The response must contain every line below in which "JSON" appears.
··· GIVEN ENTRIES
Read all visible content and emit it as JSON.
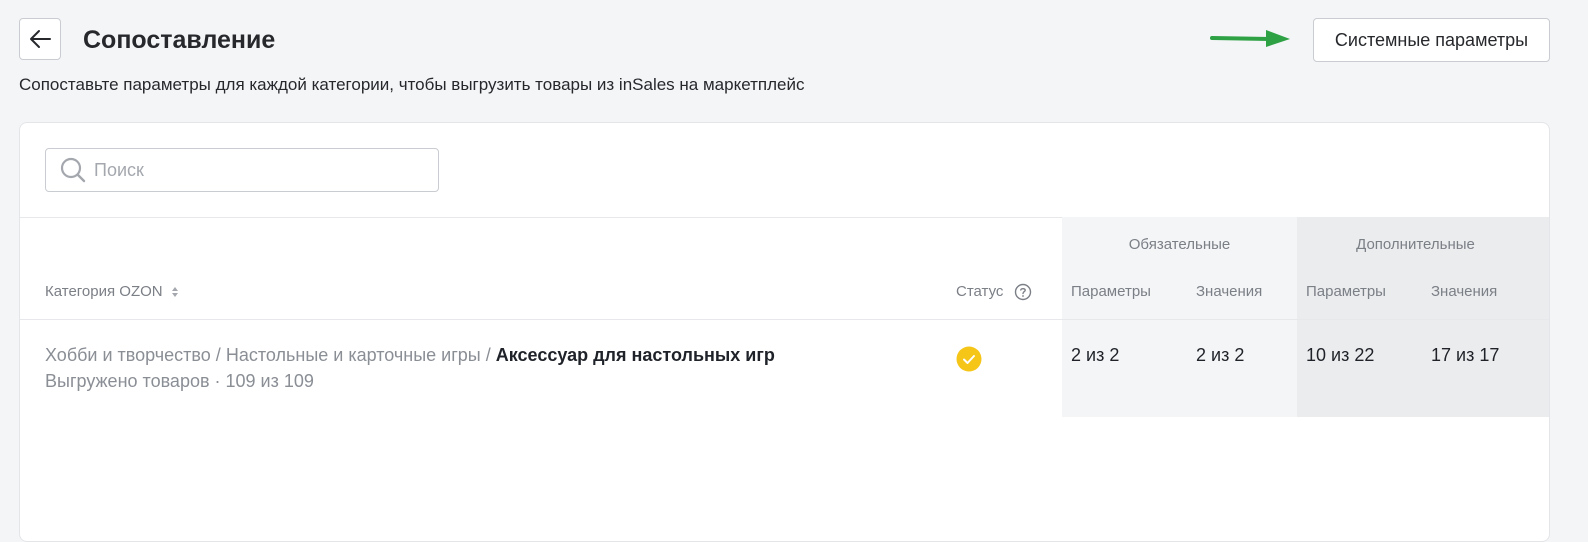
{
  "header": {
    "title": "Сопоставление",
    "system_button": "Системные параметры",
    "subtitle": "Сопоставьте параметры для каждой категории, чтобы выгрузить товары из inSales на маркетплейс"
  },
  "search": {
    "placeholder": "Поиск",
    "value": ""
  },
  "table": {
    "groups": {
      "required": "Обязательные",
      "additional": "Дополнительные"
    },
    "columns": {
      "category": "Категория OZON",
      "status": "Статус",
      "req_params": "Параметры",
      "req_values": "Значения",
      "add_params": "Параметры",
      "add_values": "Значения"
    },
    "rows": [
      {
        "path_1": "Хобби и творчество",
        "sep": "/",
        "path_2": "Настольные и карточные игры",
        "leaf": "Аксессуар для настольных игр",
        "uploaded": "Выгружено товаров · 109 из 109",
        "status": "check-circle-icon",
        "req_params": "2 из 2",
        "req_values": "2 из 2",
        "add_params": "10 из 22",
        "add_values": "17 из 17"
      }
    ]
  },
  "colors": {
    "page_bg": "#f4f5f7",
    "status_ok": "#f5c518",
    "annotation_arrow": "#2da144",
    "required_bg": "#f4f5f7",
    "additional_bg": "#ebecee"
  },
  "icons": [
    "arrow-left-icon",
    "search-icon",
    "sort-icon",
    "help-icon",
    "check-circle-icon",
    "annotation-arrow-icon"
  ]
}
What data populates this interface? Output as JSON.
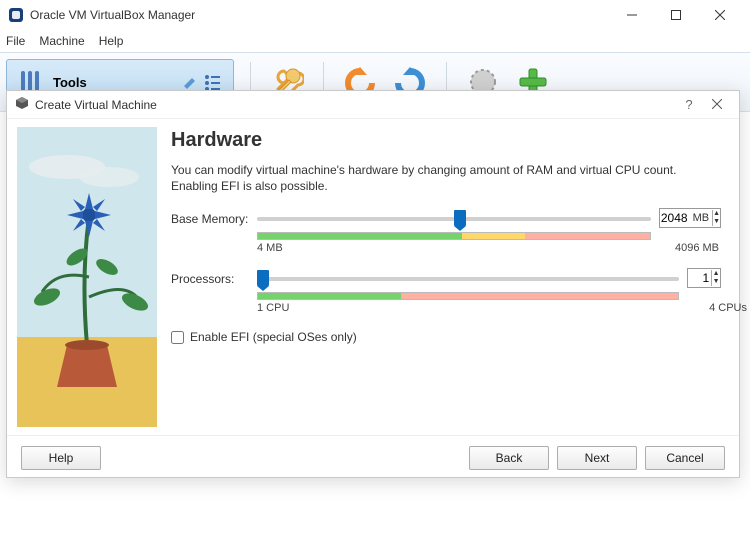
{
  "window": {
    "title": "Oracle VM VirtualBox Manager",
    "menu": {
      "file": "File",
      "machine": "Machine",
      "help": "Help"
    },
    "tools_label": "Tools"
  },
  "dialog": {
    "title": "Create Virtual Machine",
    "heading": "Hardware",
    "description": "You can modify virtual machine's hardware by changing amount of RAM and virtual CPU count. Enabling EFI is also possible.",
    "memory": {
      "label": "Base Memory:",
      "value": "2048",
      "unit": "MB",
      "min_label": "4 MB",
      "max_label": "4096 MB",
      "thumb_pct": 50,
      "bar_segments": [
        {
          "color": "#74d36b",
          "pct": 52
        },
        {
          "color": "#ffd86b",
          "pct": 16
        },
        {
          "color": "#ffb0a3",
          "pct": 32
        }
      ]
    },
    "processors": {
      "label": "Processors:",
      "value": "1",
      "min_label": "1 CPU",
      "max_label": "4 CPUs",
      "thumb_pct": 0,
      "bar_segments": [
        {
          "color": "#74d36b",
          "pct": 34
        },
        {
          "color": "#ffb0a3",
          "pct": 66
        }
      ]
    },
    "efi_label": "Enable EFI (special OSes only)",
    "buttons": {
      "help": "Help",
      "back": "Back",
      "next": "Next",
      "cancel": "Cancel"
    }
  }
}
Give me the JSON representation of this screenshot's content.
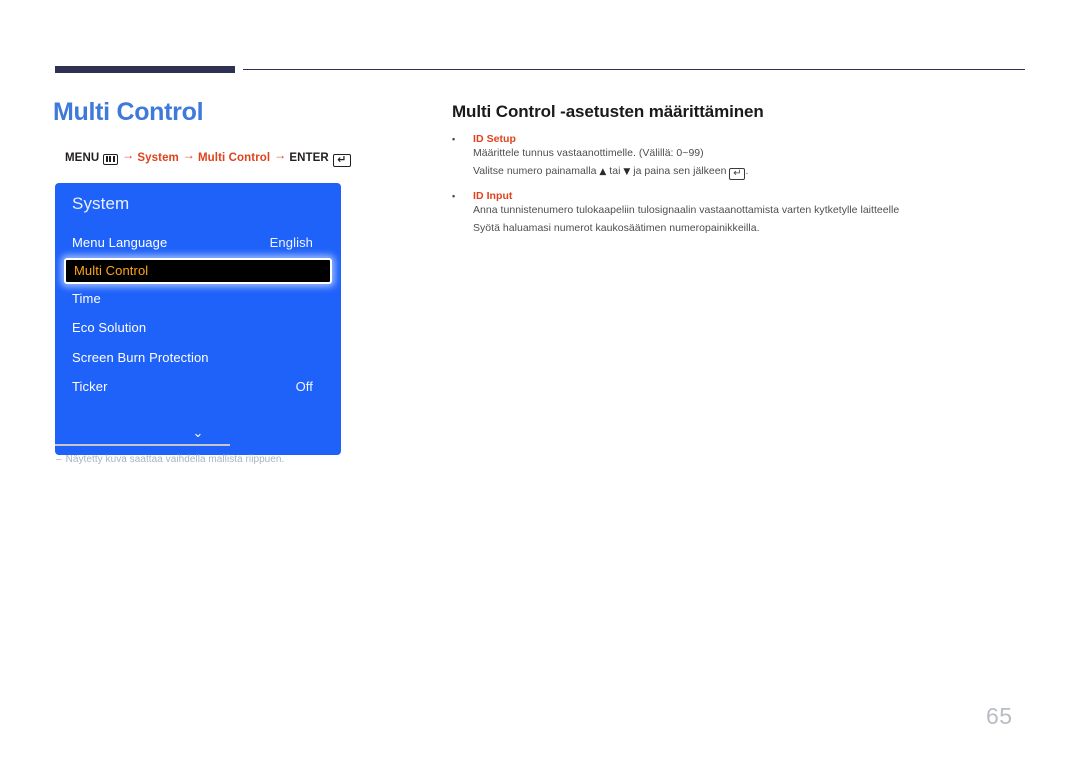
{
  "page": {
    "title": "Multi Control",
    "number": "65"
  },
  "breadcrumb": {
    "menu_label": "MENU",
    "menu_icon": "menu-grid-icon",
    "arrow": "→",
    "step1": "System",
    "step2": "Multi Control",
    "enter_label": "ENTER",
    "enter_icon": "enter-key-icon",
    "enter_glyph": "↵"
  },
  "osd": {
    "heading": "System",
    "chevron": "⌄",
    "items": [
      {
        "label": "Menu Language",
        "value": "English",
        "selected": false
      },
      {
        "label": "Multi Control",
        "value": "",
        "selected": true
      },
      {
        "label": "Time",
        "value": "",
        "selected": false
      },
      {
        "label": "Eco Solution",
        "value": "",
        "selected": false
      },
      {
        "label": "Screen Burn Protection",
        "value": "",
        "selected": false
      },
      {
        "label": "Ticker",
        "value": "Off",
        "selected": false
      }
    ]
  },
  "footnote": {
    "dash": "–",
    "text": "Näytetty kuva saattaa vaihdella mallista riippuen."
  },
  "content": {
    "section_title": "Multi Control -asetusten määrittäminen",
    "bullet_marker": "•",
    "items": [
      {
        "label": "ID Setup",
        "lines": [
          {
            "pre": "Määrittele tunnus vastaanottimelle. (Välillä: 0~99)",
            "post": "",
            "mid": "",
            "has_keys": false
          },
          {
            "pre": "Valitse numero painamalla ",
            "mid": " tai ",
            "post": " ja paina sen jälkeen ",
            "has_keys": true,
            "up": "▲",
            "down": "▼",
            "enter_glyph": "↵",
            "tail": "."
          }
        ]
      },
      {
        "label": "ID Input",
        "lines": [
          {
            "pre": "Anna tunnistenumero tulokaapeliin tulosignaalin vastaanottamista varten kytketylle laitteelle",
            "post": "",
            "mid": "",
            "has_keys": false
          },
          {
            "pre": "Syötä haluamasi numerot kaukosäätimen numeropainikkeilla.",
            "post": "",
            "mid": "",
            "has_keys": false
          }
        ]
      }
    ]
  },
  "colors": {
    "osd_blue": "#1F62FA",
    "title_blue": "#3F7ADA",
    "accent_red": "#E0421C",
    "rule_navy": "#2E3152",
    "selected_text": "#FFA516"
  }
}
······
TASK RESULT:
Read all visible content and emit it as JSON.
What data populates this interface? Output as JSON.
Give me the JSON representation of this screenshot's content.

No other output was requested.